1 Youth 360°—how and where youth live, learn, and play matters—is the messaging frame Healthy Teen Network has developed to make it easier to talk about and understand the social-ecological model and health promotion approach.

2 World Health Organization. (2017). Health promotion. Available from http://www.who.int/topics/health_promotion/en/

3 Bronfenbrenner, U. (1994). Ecological models of human development. Readings on the Development of Children, 2(1), 37-43.

4 World Health Organization, Commission on Social Determinants of Health. (2013). Closing the gap in a generation: Health equity through action on the social determinants of health. Available from http://www.who.int/social_determinants/en

5 Mulye TP, Park MJ, Nelson CD, et al. Trends in adolescent and young adult health in the United States. Journal of Adolescent Health. 2009;45(1):8-24. Available from: http://download.journals.elsevierhealth.com/pdfs/journals/1054-139X/PIIS1054139X09001244.pdf

6 World Health Organization. (2015). Social determinants of health: Key concepts. Available from: http://www.who.int/social_determinants/thecommission/finalreport/key_concepts/en/

7 Resnick MD, Bearman PS, Blum RW, et al. Protecting adolescents from harm: Findings from the National Longitudinal Study on Adolescent Health. JAMA. 1997;278(10):823-32. Available from: http://jama.ama-assn.org/cgi/reprint/278/10/823

8 Centers for Disease Control and Prevention, National Center for Chronic Disease Prevention and Health Promotion. Healthy youth! Student health and academic achievement. Atlanta: CDC; 2010. Available from: http://www.cdc.gov/HealthyYouth/health_and_academics/index.htm#2

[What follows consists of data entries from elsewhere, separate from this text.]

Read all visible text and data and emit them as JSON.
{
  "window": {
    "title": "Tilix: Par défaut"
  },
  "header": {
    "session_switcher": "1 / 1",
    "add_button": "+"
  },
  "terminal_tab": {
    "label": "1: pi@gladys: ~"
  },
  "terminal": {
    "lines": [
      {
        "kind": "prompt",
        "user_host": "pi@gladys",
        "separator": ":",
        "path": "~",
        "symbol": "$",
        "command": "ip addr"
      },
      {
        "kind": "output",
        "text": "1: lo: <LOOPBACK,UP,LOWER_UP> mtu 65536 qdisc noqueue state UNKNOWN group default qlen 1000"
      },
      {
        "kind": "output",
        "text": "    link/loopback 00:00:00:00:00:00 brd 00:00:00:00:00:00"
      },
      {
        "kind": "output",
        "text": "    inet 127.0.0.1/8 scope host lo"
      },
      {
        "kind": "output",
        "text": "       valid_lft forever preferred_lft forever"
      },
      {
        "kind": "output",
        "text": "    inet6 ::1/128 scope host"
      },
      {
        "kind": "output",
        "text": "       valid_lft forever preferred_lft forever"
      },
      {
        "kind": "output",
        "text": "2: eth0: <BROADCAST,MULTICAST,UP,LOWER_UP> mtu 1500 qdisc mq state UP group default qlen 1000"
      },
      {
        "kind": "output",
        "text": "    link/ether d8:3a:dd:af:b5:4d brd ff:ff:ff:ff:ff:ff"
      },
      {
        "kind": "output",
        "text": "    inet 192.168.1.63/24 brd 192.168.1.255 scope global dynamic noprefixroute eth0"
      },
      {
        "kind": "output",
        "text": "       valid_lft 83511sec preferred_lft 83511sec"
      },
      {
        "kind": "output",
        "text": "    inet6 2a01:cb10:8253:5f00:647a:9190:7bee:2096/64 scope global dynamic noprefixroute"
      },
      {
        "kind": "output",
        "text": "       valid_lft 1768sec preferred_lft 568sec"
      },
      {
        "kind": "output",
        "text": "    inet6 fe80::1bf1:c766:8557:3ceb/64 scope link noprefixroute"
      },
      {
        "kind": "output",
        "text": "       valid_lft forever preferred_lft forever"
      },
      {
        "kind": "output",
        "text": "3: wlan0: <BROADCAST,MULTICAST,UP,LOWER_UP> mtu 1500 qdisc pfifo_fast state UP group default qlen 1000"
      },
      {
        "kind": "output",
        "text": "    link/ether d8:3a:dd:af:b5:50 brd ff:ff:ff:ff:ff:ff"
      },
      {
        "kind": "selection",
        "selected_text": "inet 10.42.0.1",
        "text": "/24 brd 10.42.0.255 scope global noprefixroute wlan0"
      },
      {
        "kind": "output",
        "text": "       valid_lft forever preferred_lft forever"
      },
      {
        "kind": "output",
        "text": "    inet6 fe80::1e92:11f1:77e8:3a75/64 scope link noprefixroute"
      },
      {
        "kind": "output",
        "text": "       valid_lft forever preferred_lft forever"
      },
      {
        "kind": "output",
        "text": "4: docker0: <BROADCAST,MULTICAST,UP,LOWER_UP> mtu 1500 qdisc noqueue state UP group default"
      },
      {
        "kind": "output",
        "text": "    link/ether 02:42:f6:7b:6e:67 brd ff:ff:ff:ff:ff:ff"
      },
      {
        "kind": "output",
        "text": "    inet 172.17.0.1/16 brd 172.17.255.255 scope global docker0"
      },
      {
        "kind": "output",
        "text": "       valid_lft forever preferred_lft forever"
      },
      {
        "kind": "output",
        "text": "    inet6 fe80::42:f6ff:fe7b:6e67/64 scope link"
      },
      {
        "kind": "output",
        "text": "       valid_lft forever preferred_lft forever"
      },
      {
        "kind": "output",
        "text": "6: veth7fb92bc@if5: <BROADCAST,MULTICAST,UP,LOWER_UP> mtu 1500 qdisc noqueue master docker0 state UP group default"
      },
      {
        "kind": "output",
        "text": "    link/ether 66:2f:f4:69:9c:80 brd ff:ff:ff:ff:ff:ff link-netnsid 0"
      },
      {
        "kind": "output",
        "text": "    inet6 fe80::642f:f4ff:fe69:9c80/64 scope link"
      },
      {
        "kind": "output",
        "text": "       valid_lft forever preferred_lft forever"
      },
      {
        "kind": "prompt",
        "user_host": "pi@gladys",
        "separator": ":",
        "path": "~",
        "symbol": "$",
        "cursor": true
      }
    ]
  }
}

9 Leventhal T, Brooks-Gunn J. Diversity in developmental trajectories across adolescence: Neighborhood influences. Chapter 15 in Handbook of Adolescent Psychology (pp 451-86), 2nd ed. Lerner RM, Steinberg L, editors. Hoboken, NJ: John Wiley & Sons, Inc.; 2004.